Assignment:
When the word "days" appears in a line of the data below, list that line.

Dataset entries:

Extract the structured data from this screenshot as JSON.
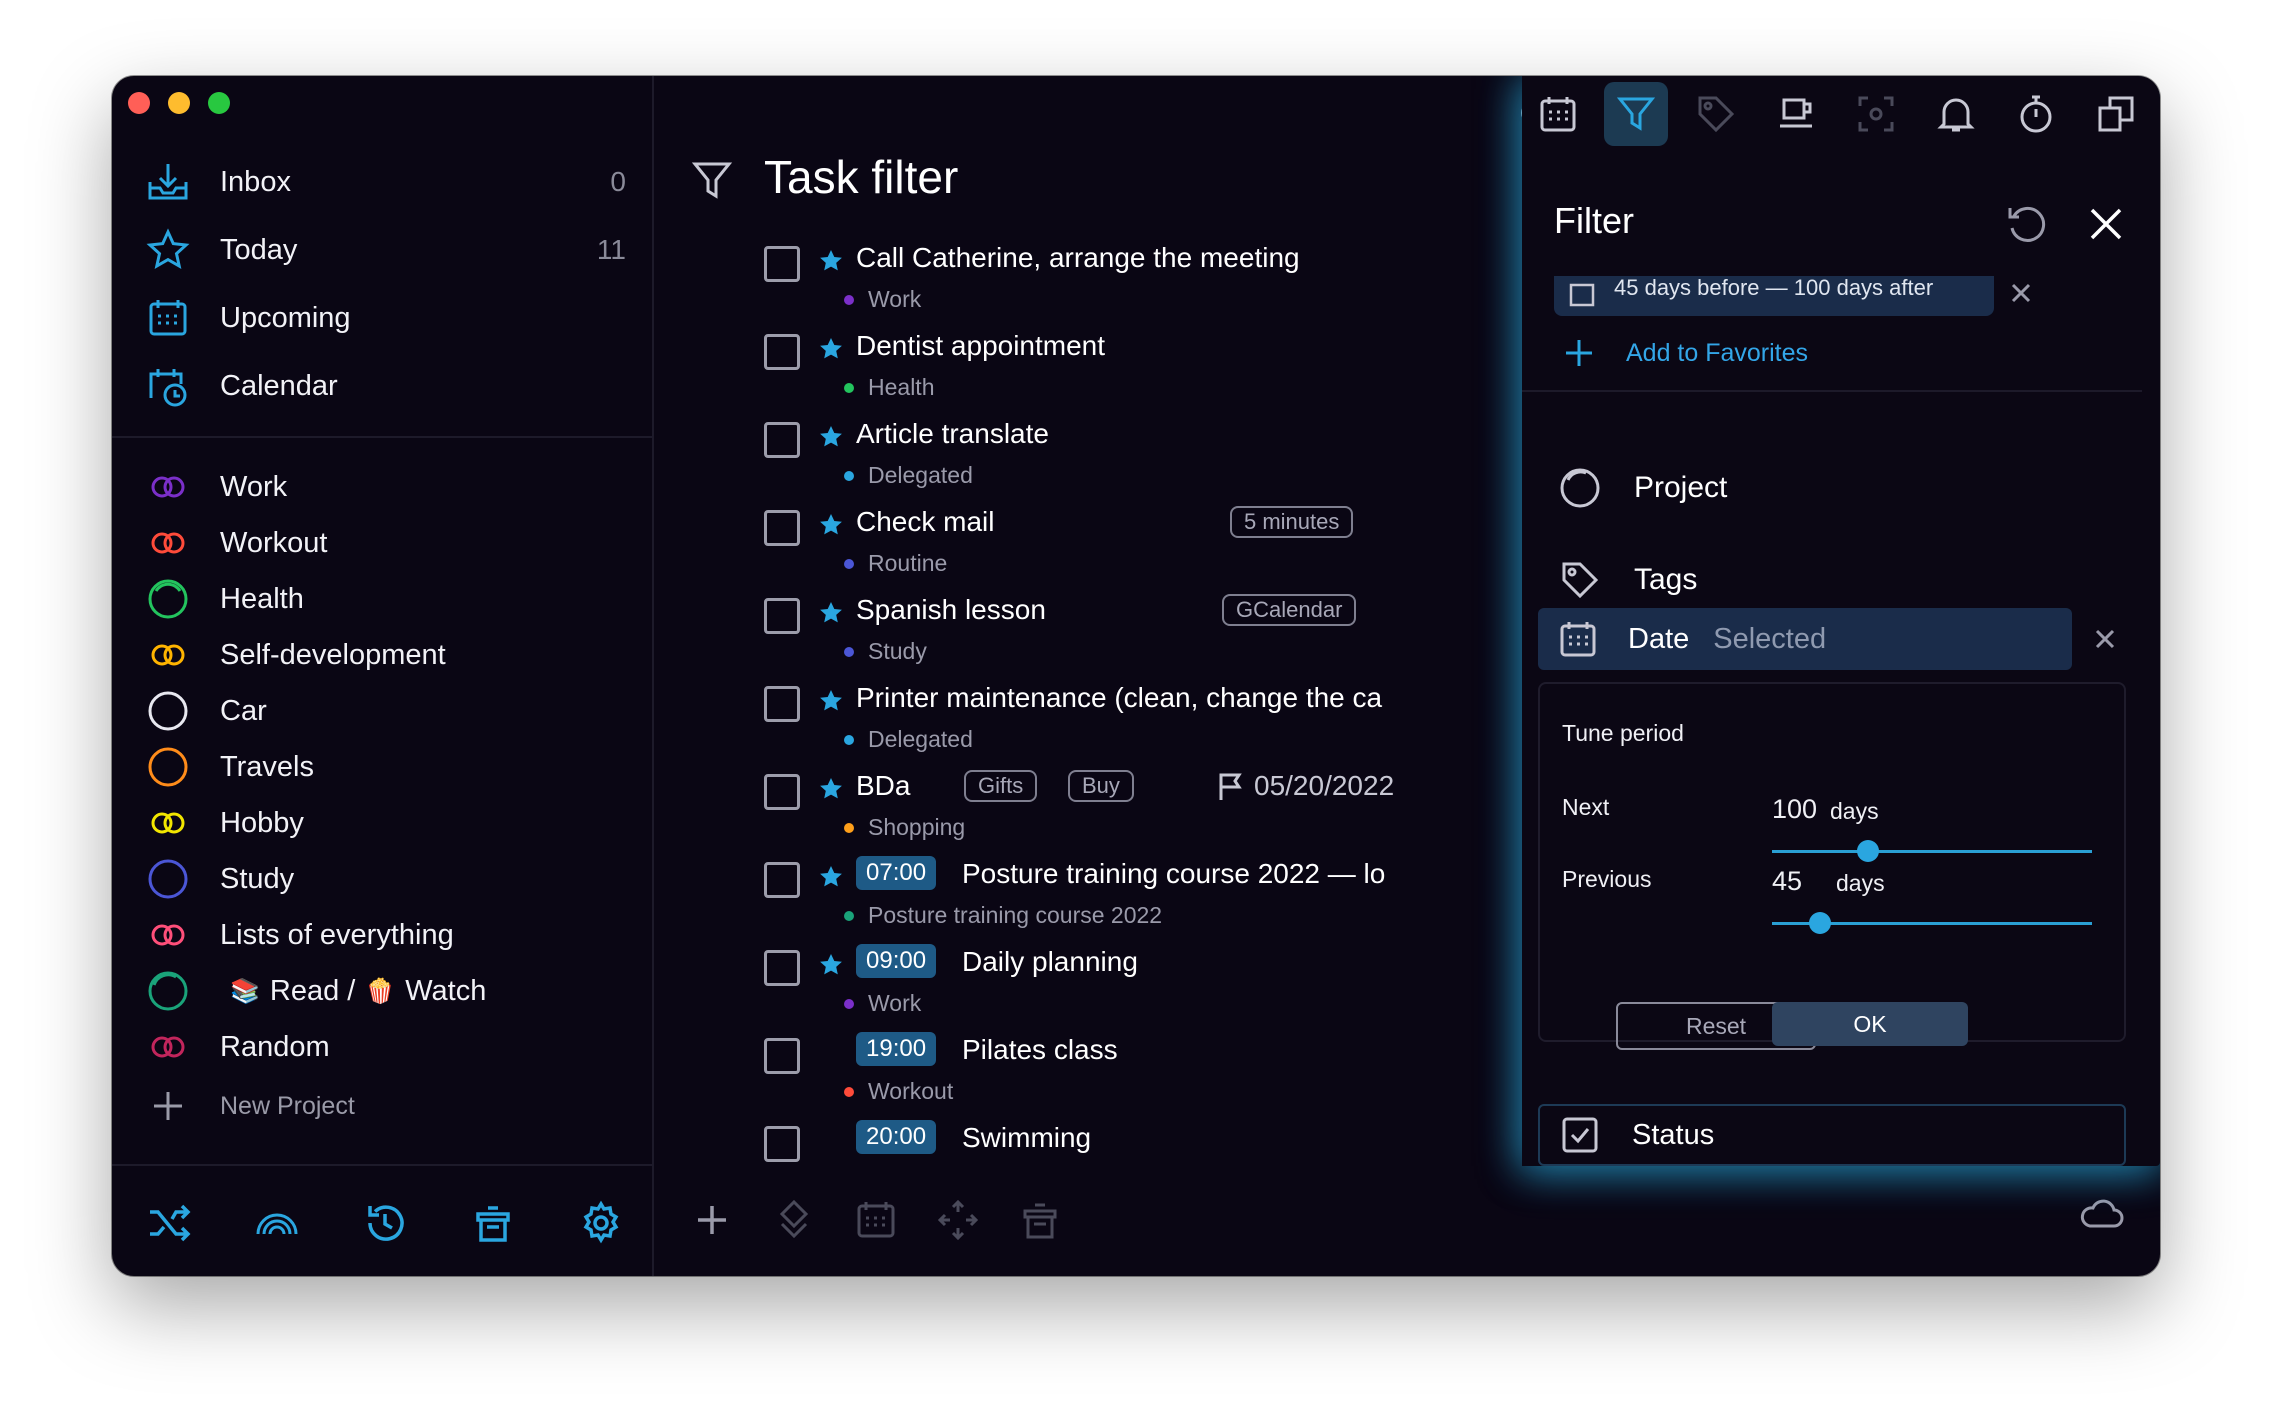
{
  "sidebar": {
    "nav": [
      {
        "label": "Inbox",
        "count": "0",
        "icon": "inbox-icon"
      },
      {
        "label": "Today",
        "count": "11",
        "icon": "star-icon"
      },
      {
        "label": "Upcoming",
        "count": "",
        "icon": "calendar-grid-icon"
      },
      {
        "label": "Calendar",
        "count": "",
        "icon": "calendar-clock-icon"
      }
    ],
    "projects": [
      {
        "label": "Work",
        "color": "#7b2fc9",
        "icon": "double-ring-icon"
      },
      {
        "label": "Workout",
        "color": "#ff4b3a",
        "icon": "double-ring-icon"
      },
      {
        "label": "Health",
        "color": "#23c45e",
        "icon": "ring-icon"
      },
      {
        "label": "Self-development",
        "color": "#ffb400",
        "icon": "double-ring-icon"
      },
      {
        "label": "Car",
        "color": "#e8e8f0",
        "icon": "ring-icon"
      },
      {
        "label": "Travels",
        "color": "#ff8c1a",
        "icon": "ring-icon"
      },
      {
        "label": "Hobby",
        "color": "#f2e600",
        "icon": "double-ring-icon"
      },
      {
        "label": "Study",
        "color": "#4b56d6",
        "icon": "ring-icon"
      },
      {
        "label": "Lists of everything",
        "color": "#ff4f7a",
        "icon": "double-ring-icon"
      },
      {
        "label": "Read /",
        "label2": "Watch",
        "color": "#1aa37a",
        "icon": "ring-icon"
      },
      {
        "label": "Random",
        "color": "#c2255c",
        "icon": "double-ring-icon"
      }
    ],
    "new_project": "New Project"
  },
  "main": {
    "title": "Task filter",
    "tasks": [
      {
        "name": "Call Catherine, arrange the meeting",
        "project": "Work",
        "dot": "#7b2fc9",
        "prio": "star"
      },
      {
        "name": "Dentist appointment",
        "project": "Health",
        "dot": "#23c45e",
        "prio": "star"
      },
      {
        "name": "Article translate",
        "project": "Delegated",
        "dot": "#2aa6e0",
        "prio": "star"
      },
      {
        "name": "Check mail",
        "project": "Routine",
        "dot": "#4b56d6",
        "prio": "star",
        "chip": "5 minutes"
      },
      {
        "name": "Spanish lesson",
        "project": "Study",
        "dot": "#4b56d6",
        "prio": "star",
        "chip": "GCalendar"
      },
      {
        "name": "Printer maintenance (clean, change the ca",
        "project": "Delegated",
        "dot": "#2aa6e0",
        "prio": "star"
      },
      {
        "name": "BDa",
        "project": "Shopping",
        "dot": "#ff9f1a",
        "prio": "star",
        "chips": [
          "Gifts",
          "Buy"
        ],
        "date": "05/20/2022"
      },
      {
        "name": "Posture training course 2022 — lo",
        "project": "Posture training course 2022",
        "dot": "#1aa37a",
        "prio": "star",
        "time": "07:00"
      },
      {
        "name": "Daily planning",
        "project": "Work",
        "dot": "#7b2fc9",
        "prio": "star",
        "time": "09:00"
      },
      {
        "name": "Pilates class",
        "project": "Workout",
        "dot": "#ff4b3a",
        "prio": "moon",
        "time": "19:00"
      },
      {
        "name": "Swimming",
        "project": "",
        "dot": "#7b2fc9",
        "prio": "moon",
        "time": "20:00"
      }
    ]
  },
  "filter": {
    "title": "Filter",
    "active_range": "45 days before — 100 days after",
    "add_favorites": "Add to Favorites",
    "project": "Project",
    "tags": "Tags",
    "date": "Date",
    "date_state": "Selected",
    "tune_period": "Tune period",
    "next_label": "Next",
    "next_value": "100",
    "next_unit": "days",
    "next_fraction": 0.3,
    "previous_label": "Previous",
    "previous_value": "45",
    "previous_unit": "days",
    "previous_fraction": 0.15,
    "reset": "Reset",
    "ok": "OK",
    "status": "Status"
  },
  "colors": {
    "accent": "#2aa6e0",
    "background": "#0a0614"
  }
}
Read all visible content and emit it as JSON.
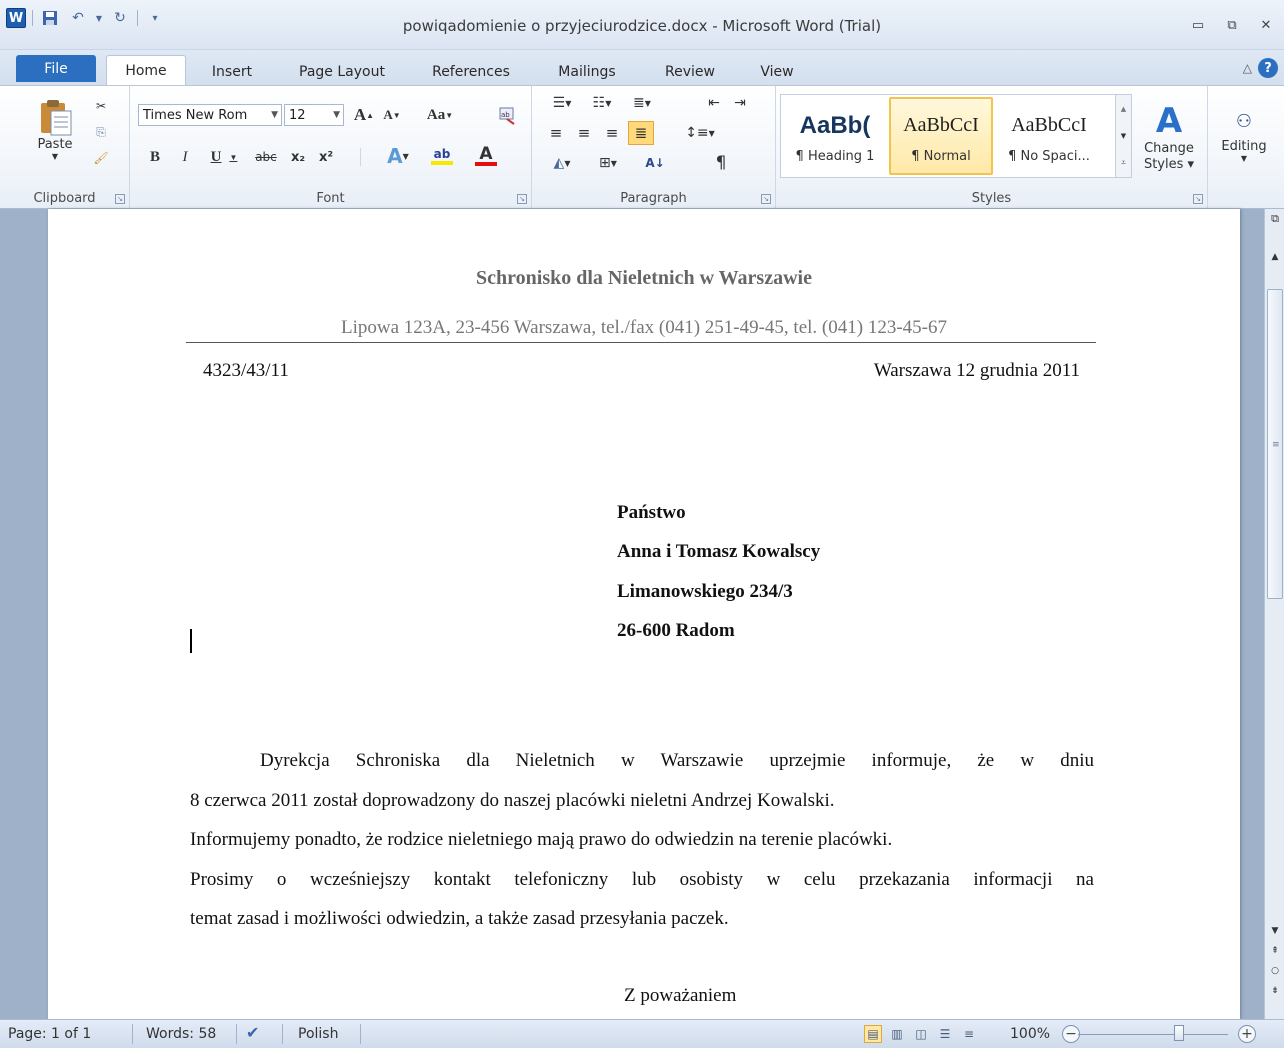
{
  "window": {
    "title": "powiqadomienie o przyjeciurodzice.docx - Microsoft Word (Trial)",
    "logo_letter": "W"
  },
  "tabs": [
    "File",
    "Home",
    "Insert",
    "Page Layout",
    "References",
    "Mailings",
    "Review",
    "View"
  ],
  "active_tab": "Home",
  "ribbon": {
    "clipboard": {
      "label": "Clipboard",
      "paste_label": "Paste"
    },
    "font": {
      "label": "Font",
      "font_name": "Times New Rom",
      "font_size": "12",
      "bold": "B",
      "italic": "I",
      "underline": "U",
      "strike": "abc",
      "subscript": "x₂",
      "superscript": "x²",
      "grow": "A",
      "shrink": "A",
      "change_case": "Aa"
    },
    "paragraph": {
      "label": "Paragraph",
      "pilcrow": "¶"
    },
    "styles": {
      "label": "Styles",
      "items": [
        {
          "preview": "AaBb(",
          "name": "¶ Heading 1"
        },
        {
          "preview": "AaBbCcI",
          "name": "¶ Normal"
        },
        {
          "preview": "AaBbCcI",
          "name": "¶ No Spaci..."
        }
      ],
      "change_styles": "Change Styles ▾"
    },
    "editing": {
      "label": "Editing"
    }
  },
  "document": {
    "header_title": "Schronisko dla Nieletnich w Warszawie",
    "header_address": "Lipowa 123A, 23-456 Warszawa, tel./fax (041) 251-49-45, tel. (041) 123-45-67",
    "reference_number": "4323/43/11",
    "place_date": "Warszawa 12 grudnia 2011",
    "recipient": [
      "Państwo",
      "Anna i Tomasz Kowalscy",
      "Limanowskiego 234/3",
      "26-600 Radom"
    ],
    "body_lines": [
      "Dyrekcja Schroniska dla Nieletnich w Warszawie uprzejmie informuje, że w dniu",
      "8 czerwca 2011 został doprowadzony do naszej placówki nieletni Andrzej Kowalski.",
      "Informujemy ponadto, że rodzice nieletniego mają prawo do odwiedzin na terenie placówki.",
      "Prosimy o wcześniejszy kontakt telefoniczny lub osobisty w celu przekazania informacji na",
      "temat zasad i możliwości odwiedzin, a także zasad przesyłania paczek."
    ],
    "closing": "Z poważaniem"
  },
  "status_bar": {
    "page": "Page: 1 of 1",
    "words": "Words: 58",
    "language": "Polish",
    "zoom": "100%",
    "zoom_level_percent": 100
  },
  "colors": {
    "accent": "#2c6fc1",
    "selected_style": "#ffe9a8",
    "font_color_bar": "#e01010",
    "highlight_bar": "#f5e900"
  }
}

Response box:
    "active_range": "45 days before — 100 days after",
    "next_unit": "days",
    "previous_unit": "days",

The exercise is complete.